Douglas Kell, chief executive of the Biotechnology and Biological Sciences Research Council, was quoted in Times Higher Education as saying: "If I went to the Treasury and said: 'We aren't going to tell you what we are going to do with your money because we haven't got a clue and it is called responsive mode and please give us lots of (money) because we are good at biology,' unsurprisingly that might be met with scepticism." ("Poacher who rather enjoys gamekeeping", 20 October).
Although one might not use such emotive language, that is precisely what Kell and the other research council chief executives should tell the Treasury.
UK-based scientists acclaimed solely for being good at what they do (restricting ourselves to biological subjects here) have included: Peter Mitchell, Francis Crick and James Watson, Sydney Brenner, Cesar Milstein and Georges Kohler, John Kendrew and Max Perutz, and Alec Jeffreys. The industrial value of their unconstrained discoveries today would be measured in the hundreds of billions. Under today's rules, however, I doubt if any of them would have been able to persuade a research council to fund them when they were setting out because they had no idea where their research might lead.
The protection of scientific freedom and the UK science base in general should be the chief responsibility of our research council heads. Merely recognising that science is unpredictable is not enough: policies must be based on that inescapable fact. Indeed, taxpayers' money will be wasted if they are not. These are the battlegrounds on which to fight the Treasury, if it is necessary.
Research council heads are chosen from the best people. Fighting these battles should be their greatest challenges.

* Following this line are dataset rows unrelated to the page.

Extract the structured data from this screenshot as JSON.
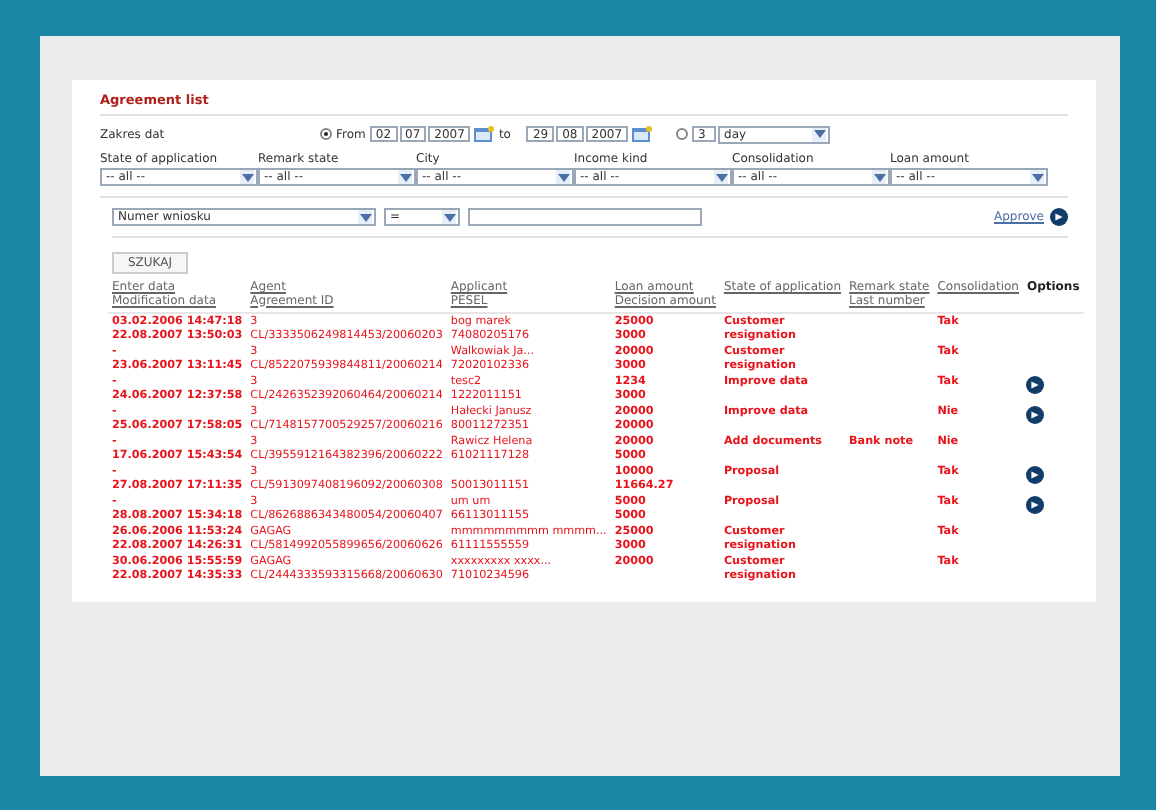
{
  "title": "Agreement list",
  "date_range": {
    "label": "Zakres dat",
    "from_option": {
      "label": "From",
      "selected": true
    },
    "from": [
      "02",
      "07",
      "2007"
    ],
    "to_label": "to",
    "to": [
      "29",
      "08",
      "2007"
    ],
    "last_option": {
      "selected": false
    },
    "last_count": "3",
    "last_unit": "day"
  },
  "filters": [
    {
      "label": "State of application",
      "value": "-- all --"
    },
    {
      "label": "Remark state",
      "value": "-- all --"
    },
    {
      "label": "City",
      "value": "-- all --"
    },
    {
      "label": "Income kind",
      "value": "-- all --"
    },
    {
      "label": "Consolidation",
      "value": "-- all --"
    },
    {
      "label": "Loan amount",
      "value": "-- all --"
    }
  ],
  "search": {
    "field": "Numer wniosku",
    "operator": "=",
    "approve_link": "Approve"
  },
  "search_button": "SZUKAJ",
  "table": {
    "columns": [
      [
        "Enter data",
        "Modification data"
      ],
      [
        "Agent",
        "Agreement ID"
      ],
      [
        "Applicant",
        "PESEL"
      ],
      [
        "Loan amount",
        "Decision amount"
      ],
      [
        "State of application"
      ],
      [
        "Remark state",
        "Last number"
      ],
      [
        "Consolidation"
      ],
      [
        "Options"
      ]
    ],
    "rows": [
      {
        "entered": "03.02.2006 14:47:18",
        "modified": "22.08.2007 13:50:03",
        "agent": "3",
        "agreement_id": "CL/3333506249814453/20060203",
        "applicant": "bog marek",
        "pesel": "74080205176",
        "loan": "25000",
        "decision": "3000",
        "state": "Customer resignation",
        "consolidation": "Tak",
        "action": false
      },
      {
        "entered": "-",
        "modified": "23.06.2007 13:11:45",
        "agent": "3",
        "agreement_id": "CL/8522075939844811/20060214",
        "applicant": "Walkowiak Ja...",
        "pesel": "72020102336",
        "loan": "20000",
        "decision": "3000",
        "state": "Customer resignation",
        "consolidation": "Tak",
        "action": false
      },
      {
        "entered": "-",
        "modified": "24.06.2007 12:37:58",
        "agent": "3",
        "agreement_id": "CL/2426352392060464/20060214",
        "applicant": "tesc2",
        "pesel": "1222011151",
        "loan": "1234",
        "decision": "3000",
        "state": "Improve data",
        "consolidation": "Tak",
        "action": true
      },
      {
        "entered": "-",
        "modified": "25.06.2007 17:58:05",
        "agent": "3",
        "agreement_id": "CL/7148157700529257/20060216",
        "applicant": "Hałecki Janusz",
        "pesel": "80011272351",
        "loan": "20000",
        "decision": "20000",
        "state": "Improve data",
        "consolidation": "Nie",
        "action": true
      },
      {
        "entered": "-",
        "modified": "17.06.2007 15:43:54",
        "agent": "3",
        "agreement_id": "CL/3955912164382396/20060222",
        "applicant": "Rawicz Helena",
        "pesel": "61021117128",
        "loan": "20000",
        "decision": "5000",
        "state": "Add documents",
        "remark": "Bank note",
        "consolidation": "Nie",
        "action": false
      },
      {
        "entered": "-",
        "modified": "27.08.2007 17:11:35",
        "agent": "3",
        "agreement_id": "CL/5913097408196092/20060308",
        "pesel": "50013011151",
        "loan": "10000",
        "decision": "11664.27",
        "state": "Proposal",
        "consolidation": "Tak",
        "action": true
      },
      {
        "entered": "-",
        "modified": "28.08.2007 15:34:18",
        "agent": "3",
        "agreement_id": "CL/8626886343480054/20060407",
        "applicant": "um um",
        "pesel": "66113011155",
        "loan": "5000",
        "decision": "5000",
        "state": "Proposal",
        "consolidation": "Tak",
        "action": true
      },
      {
        "entered": "26.06.2006 11:53:24",
        "modified": "22.08.2007 14:26:31",
        "agent": "GAGAG",
        "agreement_id": "CL/5814992055899656/20060626",
        "applicant": "mmmmmmmmm mmmm...",
        "pesel": "61111555559",
        "loan": "25000",
        "decision": "3000",
        "state": "Customer resignation",
        "consolidation": "Tak",
        "action": false
      },
      {
        "entered": "30.06.2006 15:55:59",
        "modified": "22.08.2007 14:35:33",
        "agent": "GAGAG",
        "agreement_id": "CL/2444333593315668/20060630",
        "applicant": "xxxxxxxxx xxxx...",
        "pesel": "71010234596",
        "loan": "20000",
        "state": "Customer resignation",
        "consolidation": "Tak",
        "action": false
      }
    ]
  }
}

Donald W. Braben, Honorary professor, Department of earth sciences, University College London